Artificial intelligence expert Robert J. Marks tackles the contentious subject of military drones in his just-published book, The Case for Killer Robots: Why America’s Military Needs to Continue Development of Lethal AI.
Many sources (30 countries, 110+ NGOs, 4500 AI experts, the UN Secretary General, the EU, and 26 Nobel Laureates) have called for these lethal AI weapons to be banned. Dr. Marks, a Distinguished Professor of Electrical and Computer Engineering at Baylor University, disagrees.
What if ambitious nations such as China and Iran develop lethal AI military technology but the United States does not? Nations that wish to maintain independence (sovereignty), he argues, must remain competitive in military AI. (“Advanced technology not only wins wars but gives pause to otherwise aggressive adversaries.”)
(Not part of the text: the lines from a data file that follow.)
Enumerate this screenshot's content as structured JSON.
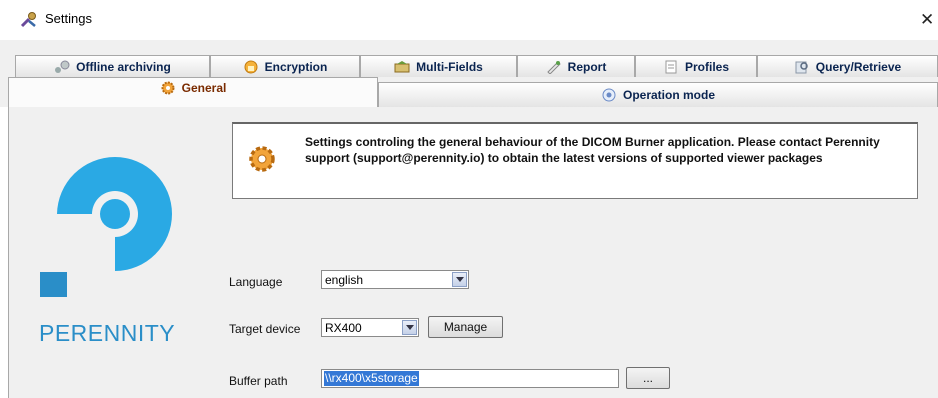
{
  "window": {
    "title": "Settings",
    "close_glyph": "✕",
    "icon": "settings-wrench-icon"
  },
  "tabs": {
    "row1": [
      {
        "label": "Offline archiving",
        "icon": "archive-icon"
      },
      {
        "label": "Encryption",
        "icon": "lock-icon"
      },
      {
        "label": "Multi-Fields",
        "icon": "fields-icon"
      },
      {
        "label": "Report",
        "icon": "report-icon"
      },
      {
        "label": "Profiles",
        "icon": "profiles-icon"
      },
      {
        "label": "Query/Retrieve",
        "icon": "query-icon"
      }
    ],
    "row2": [
      {
        "label": "General",
        "icon": "gear-icon",
        "selected": true
      },
      {
        "label": "Operation mode",
        "icon": "operation-icon",
        "selected": false
      }
    ]
  },
  "brand": {
    "name": "PERENNITY",
    "color": "#2a8ec8"
  },
  "info": {
    "text": "Settings controling the general behaviour of the DICOM Burner application. Please contact Perennity support (support@perennity.io) to obtain the latest versions of supported viewer packages"
  },
  "form": {
    "language": {
      "label": "Language",
      "value": "english"
    },
    "target_device": {
      "label": "Target device",
      "value": "RX400",
      "manage_label": "Manage"
    },
    "buffer_path": {
      "label": "Buffer path",
      "value": "\\\\rx400\\x5storage",
      "browse_label": "..."
    }
  }
}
Of course, the serious dangers posed by killer robots are not fanciful. Neither are the ethical challenges. But dealing with those dangers and challenges will require a sober assessment of reality, not simply appeals to emotion. (p. 17)
Unlike some commentators, Dr. Marks, and Director of the Walter Bradley Center for Natural and Artificial Intelligence at Discovery Institute, does not attribute superhuman powers or ambitions to AI. Calling that view “modern alchemy,” he notes, “Computer programs follow the instructions from their programs and nothing more.” It is the user who decides how the AI will be used, for better or worse.
The book is free for download here.
It is also available at Amazon on Kindle (for US$1.00) and as a paperback for US$6.95.
Some thoughts from the book:
New military technologies can mean the difference between life or death, between a drawn-out conflict with more casualties and more suffering and a conflict that is concluded quickly and decisively. (p. 19)
Long before the Cold War, the US and Nazi Germany were racing to develop an atomic bomb in WWII. The war in Europe ended before Germany succeeded. But suppose an American citizen-led peace movement had succeeded in banning development of the terrible bomb, and the war hadn’t ended when it did? Such protests didn’t happen, because the development of the bomb was kept top secret. Had the Nazis developed the atomic bomb first, flags in the US today might be sporting swastikas or big red circles on white instead of the Stars and Stripes. This is the scenario depicted in the Netflix alternative history series The Man in the High Castle(trailer) where the Allies lost WWII because the Nazis won the atomic bomb race. (p. 21)
Technical entrepreneur and maverick Peter Thiel claims that Google is “working with the Chinese military” and has been “thoroughly infiltrated” by Chinese spies. China continues to steal intellectual property from the United States, prompting mandated compliance officers to monitor intellectual property exports at all major US research institutions, including universities. And China is developing killer robots. China’s efforts in the development of AI prompt questions like “Will China lead the world in AI by 2030?” China clearly recognizes the importance of technology like AI in establishing industrial and military superiority. (p. 23)
You can listen to the Executive Summary and Introduction here (10:06 min):
You can also catch an audio interview with Dr. Marks at Ed Martin at Phyllis Schlafly Eagles (9:51 min, January 10, 2020). He’ll also be available in an open line format at Coast to Coast AM with Ian Punnett on January 17, 2020 if you would like to ask him some questions.
Further reading: Why we can’t just ban killer robots Should we develop them for military use? The answer isn’t pretty. It is yes. (Robert J. Marks) (February 15, 2019)